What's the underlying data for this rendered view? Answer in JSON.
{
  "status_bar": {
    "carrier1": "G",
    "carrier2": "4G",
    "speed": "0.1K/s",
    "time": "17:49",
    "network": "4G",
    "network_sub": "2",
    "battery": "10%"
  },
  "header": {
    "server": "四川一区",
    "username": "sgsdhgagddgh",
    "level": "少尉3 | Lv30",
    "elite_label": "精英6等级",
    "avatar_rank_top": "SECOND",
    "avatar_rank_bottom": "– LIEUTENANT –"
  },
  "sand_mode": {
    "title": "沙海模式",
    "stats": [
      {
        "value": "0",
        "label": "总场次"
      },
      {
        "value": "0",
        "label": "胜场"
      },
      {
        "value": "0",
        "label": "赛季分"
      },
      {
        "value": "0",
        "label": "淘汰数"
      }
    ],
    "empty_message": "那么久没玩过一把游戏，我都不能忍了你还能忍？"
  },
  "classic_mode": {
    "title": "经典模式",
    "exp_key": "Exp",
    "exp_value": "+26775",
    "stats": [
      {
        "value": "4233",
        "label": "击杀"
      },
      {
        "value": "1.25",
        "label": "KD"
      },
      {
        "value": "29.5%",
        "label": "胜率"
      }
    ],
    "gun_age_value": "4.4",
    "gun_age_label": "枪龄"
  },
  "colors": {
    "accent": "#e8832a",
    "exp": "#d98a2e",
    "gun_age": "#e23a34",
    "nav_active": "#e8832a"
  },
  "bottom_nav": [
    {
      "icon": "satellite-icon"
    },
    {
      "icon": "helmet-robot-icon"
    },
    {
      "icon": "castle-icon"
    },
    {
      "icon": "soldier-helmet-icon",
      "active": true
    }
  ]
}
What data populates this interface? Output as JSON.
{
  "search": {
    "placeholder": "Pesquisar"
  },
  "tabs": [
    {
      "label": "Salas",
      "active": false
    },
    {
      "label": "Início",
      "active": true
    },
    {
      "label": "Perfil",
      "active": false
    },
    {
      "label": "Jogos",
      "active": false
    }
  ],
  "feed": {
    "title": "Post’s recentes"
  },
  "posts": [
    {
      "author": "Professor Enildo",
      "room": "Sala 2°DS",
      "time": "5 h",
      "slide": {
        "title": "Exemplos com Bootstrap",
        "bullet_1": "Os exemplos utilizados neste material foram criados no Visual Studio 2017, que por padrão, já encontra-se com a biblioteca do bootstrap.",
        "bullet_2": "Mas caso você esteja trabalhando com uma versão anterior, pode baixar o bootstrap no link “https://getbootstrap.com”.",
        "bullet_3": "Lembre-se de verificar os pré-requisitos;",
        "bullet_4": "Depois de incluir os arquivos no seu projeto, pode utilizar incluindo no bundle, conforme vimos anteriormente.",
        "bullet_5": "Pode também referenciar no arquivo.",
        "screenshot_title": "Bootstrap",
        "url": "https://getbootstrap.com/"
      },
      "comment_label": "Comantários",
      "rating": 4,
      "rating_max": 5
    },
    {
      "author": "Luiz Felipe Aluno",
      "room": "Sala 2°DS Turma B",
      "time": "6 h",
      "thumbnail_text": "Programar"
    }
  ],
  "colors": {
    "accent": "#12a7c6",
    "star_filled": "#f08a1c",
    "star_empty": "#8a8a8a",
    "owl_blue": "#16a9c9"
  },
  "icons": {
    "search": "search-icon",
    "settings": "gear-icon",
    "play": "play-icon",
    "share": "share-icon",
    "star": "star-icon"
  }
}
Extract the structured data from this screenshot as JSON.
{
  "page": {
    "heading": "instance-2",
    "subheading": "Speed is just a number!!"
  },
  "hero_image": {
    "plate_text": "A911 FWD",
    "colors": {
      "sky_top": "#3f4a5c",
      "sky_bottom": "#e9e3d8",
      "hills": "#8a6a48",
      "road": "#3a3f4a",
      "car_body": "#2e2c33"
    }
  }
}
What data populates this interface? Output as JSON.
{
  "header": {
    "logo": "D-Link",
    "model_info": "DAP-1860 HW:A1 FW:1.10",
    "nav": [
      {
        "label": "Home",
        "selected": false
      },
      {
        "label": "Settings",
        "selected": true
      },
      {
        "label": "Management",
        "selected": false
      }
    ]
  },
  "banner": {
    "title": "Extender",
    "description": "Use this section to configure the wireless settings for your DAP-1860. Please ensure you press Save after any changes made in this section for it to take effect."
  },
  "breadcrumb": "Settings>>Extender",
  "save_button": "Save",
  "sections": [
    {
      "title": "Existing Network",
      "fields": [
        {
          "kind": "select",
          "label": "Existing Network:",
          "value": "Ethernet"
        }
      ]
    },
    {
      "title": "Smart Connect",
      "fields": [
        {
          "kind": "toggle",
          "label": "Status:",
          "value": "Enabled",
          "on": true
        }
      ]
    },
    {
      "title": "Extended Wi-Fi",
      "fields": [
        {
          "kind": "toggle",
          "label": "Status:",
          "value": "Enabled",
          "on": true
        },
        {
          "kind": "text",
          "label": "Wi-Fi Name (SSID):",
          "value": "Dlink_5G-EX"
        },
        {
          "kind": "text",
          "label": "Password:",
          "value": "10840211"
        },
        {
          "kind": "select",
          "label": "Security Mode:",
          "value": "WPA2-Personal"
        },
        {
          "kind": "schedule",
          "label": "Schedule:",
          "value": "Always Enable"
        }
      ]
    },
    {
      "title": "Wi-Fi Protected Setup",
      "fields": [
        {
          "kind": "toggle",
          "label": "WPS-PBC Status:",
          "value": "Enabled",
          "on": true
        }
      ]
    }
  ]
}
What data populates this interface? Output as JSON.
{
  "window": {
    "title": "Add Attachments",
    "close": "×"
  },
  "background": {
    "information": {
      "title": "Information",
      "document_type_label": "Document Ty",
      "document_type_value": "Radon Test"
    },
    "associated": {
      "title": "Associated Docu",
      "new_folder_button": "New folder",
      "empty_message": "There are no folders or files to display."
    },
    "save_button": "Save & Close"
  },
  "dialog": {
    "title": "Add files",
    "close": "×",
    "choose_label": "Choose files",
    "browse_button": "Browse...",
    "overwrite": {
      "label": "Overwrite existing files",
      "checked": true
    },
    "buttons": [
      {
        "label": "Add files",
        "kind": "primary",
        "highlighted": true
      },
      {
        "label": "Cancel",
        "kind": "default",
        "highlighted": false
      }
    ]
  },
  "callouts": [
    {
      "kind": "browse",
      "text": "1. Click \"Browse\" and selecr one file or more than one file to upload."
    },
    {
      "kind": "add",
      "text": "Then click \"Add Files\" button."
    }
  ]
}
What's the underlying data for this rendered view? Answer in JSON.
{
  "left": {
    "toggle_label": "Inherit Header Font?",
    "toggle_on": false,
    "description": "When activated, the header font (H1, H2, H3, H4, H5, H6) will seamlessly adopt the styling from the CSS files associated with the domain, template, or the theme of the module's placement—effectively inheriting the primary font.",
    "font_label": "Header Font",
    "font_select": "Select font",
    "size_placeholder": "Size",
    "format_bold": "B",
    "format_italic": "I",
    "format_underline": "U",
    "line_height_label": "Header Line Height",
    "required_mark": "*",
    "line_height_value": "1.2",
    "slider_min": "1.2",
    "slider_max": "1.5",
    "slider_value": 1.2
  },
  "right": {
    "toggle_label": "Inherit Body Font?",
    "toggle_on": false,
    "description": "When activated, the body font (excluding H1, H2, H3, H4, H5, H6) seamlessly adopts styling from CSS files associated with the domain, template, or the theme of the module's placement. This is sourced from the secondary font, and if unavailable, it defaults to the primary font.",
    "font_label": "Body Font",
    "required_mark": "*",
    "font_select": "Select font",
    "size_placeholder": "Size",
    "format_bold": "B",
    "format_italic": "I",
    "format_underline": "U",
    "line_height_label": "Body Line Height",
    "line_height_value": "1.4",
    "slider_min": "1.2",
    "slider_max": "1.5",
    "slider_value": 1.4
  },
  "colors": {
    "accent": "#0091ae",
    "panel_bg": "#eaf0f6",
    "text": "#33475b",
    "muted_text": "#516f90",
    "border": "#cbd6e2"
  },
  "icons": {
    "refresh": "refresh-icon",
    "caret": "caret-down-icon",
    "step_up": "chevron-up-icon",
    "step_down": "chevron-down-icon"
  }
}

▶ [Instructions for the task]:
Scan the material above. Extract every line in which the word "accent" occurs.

▶ [Answer to the exercise]:
    "accent": "#e8832a",
    "accent": "#12a7c6",
    "accent": "#0091ae",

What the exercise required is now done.